Stored entries:

· · · ·

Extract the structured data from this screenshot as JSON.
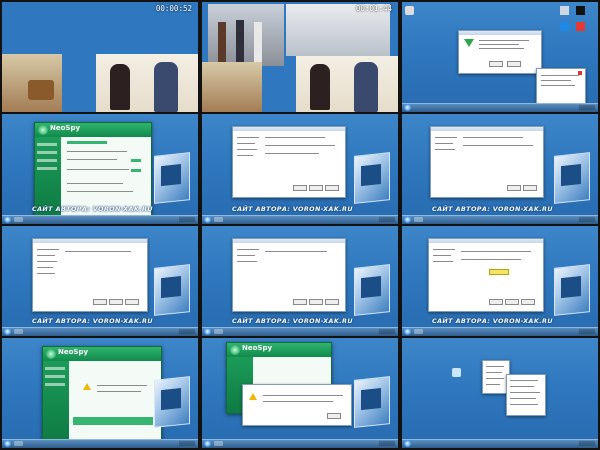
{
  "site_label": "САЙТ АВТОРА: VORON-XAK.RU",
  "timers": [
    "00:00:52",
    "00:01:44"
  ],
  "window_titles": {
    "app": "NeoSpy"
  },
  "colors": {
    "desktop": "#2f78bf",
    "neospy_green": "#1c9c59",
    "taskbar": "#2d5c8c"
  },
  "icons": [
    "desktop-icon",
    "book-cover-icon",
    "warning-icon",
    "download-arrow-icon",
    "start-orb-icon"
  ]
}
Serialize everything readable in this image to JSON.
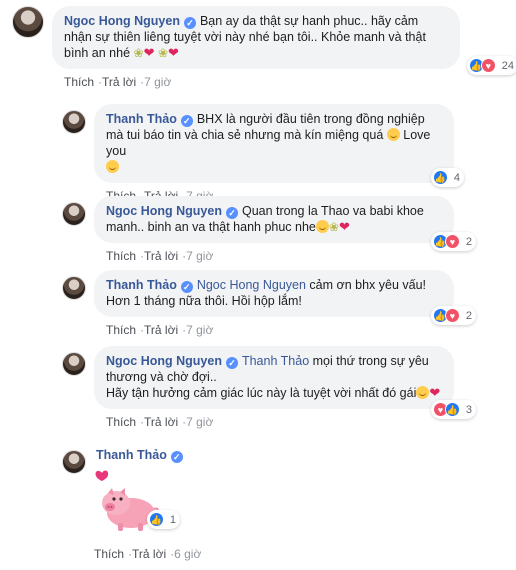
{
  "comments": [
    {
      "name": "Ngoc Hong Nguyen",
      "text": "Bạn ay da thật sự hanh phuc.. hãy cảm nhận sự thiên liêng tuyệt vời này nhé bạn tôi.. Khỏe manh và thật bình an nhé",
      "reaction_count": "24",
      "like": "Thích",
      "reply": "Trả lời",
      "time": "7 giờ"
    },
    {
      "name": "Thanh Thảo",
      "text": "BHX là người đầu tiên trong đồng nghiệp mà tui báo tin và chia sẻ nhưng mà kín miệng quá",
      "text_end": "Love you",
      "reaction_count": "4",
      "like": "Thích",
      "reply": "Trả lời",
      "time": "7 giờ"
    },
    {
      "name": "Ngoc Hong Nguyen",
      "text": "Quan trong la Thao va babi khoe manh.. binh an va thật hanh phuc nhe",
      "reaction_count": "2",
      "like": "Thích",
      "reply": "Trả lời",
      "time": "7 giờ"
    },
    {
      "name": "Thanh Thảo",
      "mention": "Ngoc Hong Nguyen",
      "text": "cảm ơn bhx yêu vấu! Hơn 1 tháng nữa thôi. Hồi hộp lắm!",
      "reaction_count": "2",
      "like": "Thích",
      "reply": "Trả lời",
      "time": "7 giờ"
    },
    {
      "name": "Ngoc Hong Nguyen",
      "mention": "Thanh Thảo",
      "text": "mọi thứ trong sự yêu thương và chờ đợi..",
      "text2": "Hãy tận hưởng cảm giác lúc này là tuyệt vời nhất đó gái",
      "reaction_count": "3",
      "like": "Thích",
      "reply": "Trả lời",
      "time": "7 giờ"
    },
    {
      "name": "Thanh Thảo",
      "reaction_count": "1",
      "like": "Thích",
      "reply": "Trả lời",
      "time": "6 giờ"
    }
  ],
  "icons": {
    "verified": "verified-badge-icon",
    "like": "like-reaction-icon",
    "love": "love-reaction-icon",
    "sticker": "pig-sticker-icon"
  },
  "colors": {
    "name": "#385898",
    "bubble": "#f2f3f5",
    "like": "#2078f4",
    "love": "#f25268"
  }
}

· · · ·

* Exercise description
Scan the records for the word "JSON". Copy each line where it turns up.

* Solution
Extract the structured data from this screenshot as JSON.
Serialize everything readable in this image to JSON.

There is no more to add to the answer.